• TASK DETAILS
Your response should be the listing below, repeated exactly and in full.

• EXERCISE MATERIALS
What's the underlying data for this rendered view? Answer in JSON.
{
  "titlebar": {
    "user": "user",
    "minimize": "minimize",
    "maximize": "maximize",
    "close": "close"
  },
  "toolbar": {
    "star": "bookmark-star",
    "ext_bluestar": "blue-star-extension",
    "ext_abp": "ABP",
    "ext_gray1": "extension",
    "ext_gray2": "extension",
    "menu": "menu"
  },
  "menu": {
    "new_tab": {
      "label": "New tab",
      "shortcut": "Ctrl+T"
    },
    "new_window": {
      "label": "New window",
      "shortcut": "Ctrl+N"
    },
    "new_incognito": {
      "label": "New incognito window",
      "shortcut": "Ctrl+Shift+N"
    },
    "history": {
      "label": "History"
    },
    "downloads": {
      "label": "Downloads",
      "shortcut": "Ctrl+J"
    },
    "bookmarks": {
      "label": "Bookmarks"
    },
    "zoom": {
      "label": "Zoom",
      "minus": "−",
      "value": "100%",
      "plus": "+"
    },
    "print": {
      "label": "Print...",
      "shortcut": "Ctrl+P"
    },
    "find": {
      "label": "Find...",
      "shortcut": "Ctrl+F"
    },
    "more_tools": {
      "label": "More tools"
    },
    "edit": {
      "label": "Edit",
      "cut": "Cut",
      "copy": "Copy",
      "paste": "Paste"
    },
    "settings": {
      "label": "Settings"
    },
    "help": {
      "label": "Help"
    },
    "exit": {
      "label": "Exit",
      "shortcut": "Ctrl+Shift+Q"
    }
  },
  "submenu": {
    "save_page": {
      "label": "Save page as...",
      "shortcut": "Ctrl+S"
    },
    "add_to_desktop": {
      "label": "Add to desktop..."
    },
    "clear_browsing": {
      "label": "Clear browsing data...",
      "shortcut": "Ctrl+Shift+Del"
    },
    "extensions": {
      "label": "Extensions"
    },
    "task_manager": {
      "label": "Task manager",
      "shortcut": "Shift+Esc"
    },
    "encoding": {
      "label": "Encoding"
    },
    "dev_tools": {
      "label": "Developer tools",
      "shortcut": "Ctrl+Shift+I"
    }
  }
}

• COMPLETED EXERCISE
What's the underlying data for this rendered view? Answer in JSON.
{
  "titlebar": {
    "user": "user",
    "minimize": "minimize",
    "maximize": "maximize",
    "close": "close"
  },
  "toolbar": {
    "star": "bookmark-star",
    "ext_bluestar": "blue-star-extension",
    "ext_abp": "ABP",
    "ext_gray1": "extension",
    "ext_gray2": "extension",
    "menu": "menu"
  },
  "menu": {
    "new_tab": {
      "label": "New tab",
      "shortcut": "Ctrl+T"
    },
    "new_window": {
      "label": "New window",
      "shortcut": "Ctrl+N"
    },
    "new_incognito": {
      "label": "New incognito window",
      "shortcut": "Ctrl+Shift+N"
    },
    "history": {
      "label": "History"
    },
    "downloads": {
      "label": "Downloads",
      "shortcut": "Ctrl+J"
    },
    "bookmarks": {
      "label": "Bookmarks"
    },
    "zoom": {
      "label": "Zoom",
      "minus": "−",
      "value": "100%",
      "plus": "+"
    },
    "print": {
      "label": "Print...",
      "shortcut": "Ctrl+P"
    },
    "find": {
      "label": "Find...",
      "shortcut": "Ctrl+F"
    },
    "more_tools": {
      "label": "More tools"
    },
    "edit": {
      "label": "Edit",
      "cut": "Cut",
      "copy": "Copy",
      "paste": "Paste"
    },
    "settings": {
      "label": "Settings"
    },
    "help": {
      "label": "Help"
    },
    "exit": {
      "label": "Exit",
      "shortcut": "Ctrl+Shift+Q"
    }
  },
  "submenu": {
    "save_page": {
      "label": "Save page as...",
      "shortcut": "Ctrl+S"
    },
    "add_to_desktop": {
      "label": "Add to desktop..."
    },
    "clear_browsing": {
      "label": "Clear browsing data...",
      "shortcut": "Ctrl+Shift+Del"
    },
    "extensions": {
      "label": "Extensions"
    },
    "task_manager": {
      "label": "Task manager",
      "shortcut": "Shift+Esc"
    },
    "encoding": {
      "label": "Encoding"
    },
    "dev_tools": {
      "label": "Developer tools",
      "shortcut": "Ctrl+Shift+I"
    }
  }
}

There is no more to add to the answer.